Annual and Interim Progress Report Summaries
Principal Investigator: Shui-Lok Hu
Project: Unmasking Conserved Epitopes
Submitted August 1, 2012
We are generating Env with the N197 glycan mutant (N7) from diverse HIV-1, including multiple subtype B isolates, early isolates of subtype C (1157i and 1084i), and a subtype A isolate (QA255) from a Kenyan woman who developed broadly-neutralizing antibodies. Increased neutralization sensitivity to CD4-binding site antibodies is observed for all N7 mutants tested. Studies are underway to compare the breadth and potency of neutralizing antibody response in rabbits primed with recombinant vaccinia virus expressing 89.6 WT or N7 Env and boosted with gp160 or gp120. Results will inform the design of studies evaluating the effect of prime-boost immunization with heterologous Env.
We are also generating recombinant vaccinia viruses expressing glycan mutants in V2 proximal to the integrin binding site of the Env from an early isolate 1084i. These will be used to evaluate the role of these glycans in modulating Env-integrin interactions and immunogenicity.
To assess the contribution of CD4-independence to Env immunogenicity, we derived variants of SHIV 89.6 (WT and N7 versions) and HIV-1 R3A and QA255 that could replicate robustly in CD4-/CCR5+ T-cells. Env clones have been generated that mediate CD4-independent fusion efficiently.

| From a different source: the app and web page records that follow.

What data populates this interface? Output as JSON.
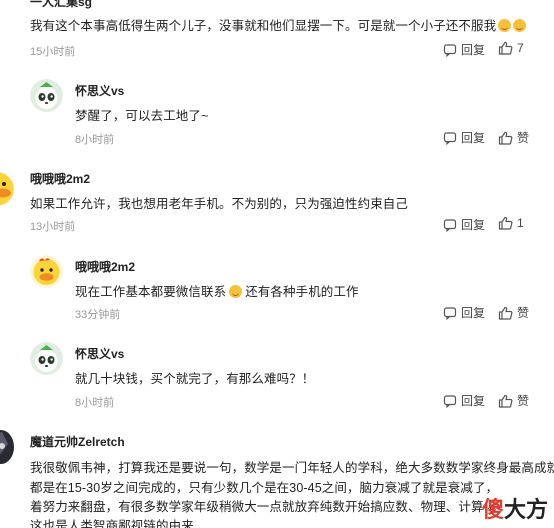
{
  "comments": [
    {
      "id": "c1",
      "author": "一人汇集sg",
      "text": "我有这个本事高低得生两个儿子，没事就和他们显摆一下。可是就一个小子还不服我",
      "time": "15小时前",
      "reply_label": "回复",
      "likes": "7"
    },
    {
      "id": "r1",
      "author": "怀思义vs",
      "text": "梦醒了，可以去工地了~",
      "time": "8小时前",
      "reply_label": "回复",
      "likes": "赞"
    },
    {
      "id": "c2",
      "author": "哦哦哦2m2",
      "text": "如果工作允许，我也想用老年手机。不为别的，只为强迫性约束自己",
      "time": "13小时前",
      "reply_label": "回复",
      "likes": "1"
    },
    {
      "id": "r2",
      "author": "哦哦哦2m2",
      "text_before": "现在工作基本都要微信联系",
      "text_after": "还有各种手机的工作",
      "time": "33分钟前",
      "reply_label": "回复",
      "likes": "赞"
    },
    {
      "id": "r3",
      "author": "怀思义vs",
      "text": "就几十块钱，买个就完了，有那么难吗？！",
      "time": "8小时前",
      "reply_label": "回复",
      "likes": "赞"
    },
    {
      "id": "c3",
      "author": "魔道元帅Zelretch",
      "lines": [
        "我很敬佩韦神，打算我还是要说一句，数学是一门年轻人的学科，绝大多数数学家终身最高成就",
        "都是在15-30岁之间完成的，只有少数几个是在30-45之间，脑力衰减了就是衰减了，",
        "着努力来翻盘，有很多数学家年级稍微大一点就放弃纯数开始搞应数、物理、计算化",
        "这也是人类智商鄙视链的由来"
      ]
    }
  ],
  "watermark": {
    "char1": "傻",
    "rest": "大方"
  },
  "colors": {
    "text": "#222222",
    "muted": "#999999",
    "watermark_accent": "#e03b2e"
  }
}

We are assessing the genetic basis for this phenotype, their effect on neutralization sensitivity, and their functions in replication-competent viruses. These novel Envs provide a platform to determine the extent to which CD4-independence may alter immunogenicity and breadth of neutralization responses.
We have completed the evaluation of Env cytoplasmic tail modifications in R3A, 89.6, QA255 and JR-FL, and have identified mutations that increase the surface expression approximately 10-fold over the wild-type. Immunogenicity of a CD4-independent R3A Env with these tail modifications is being determined in huCD4 mice. Our observation that DCs limit Env surface expression and that this effect can be overcome by our tail modifications is unexpected and potentially important for vaccine design.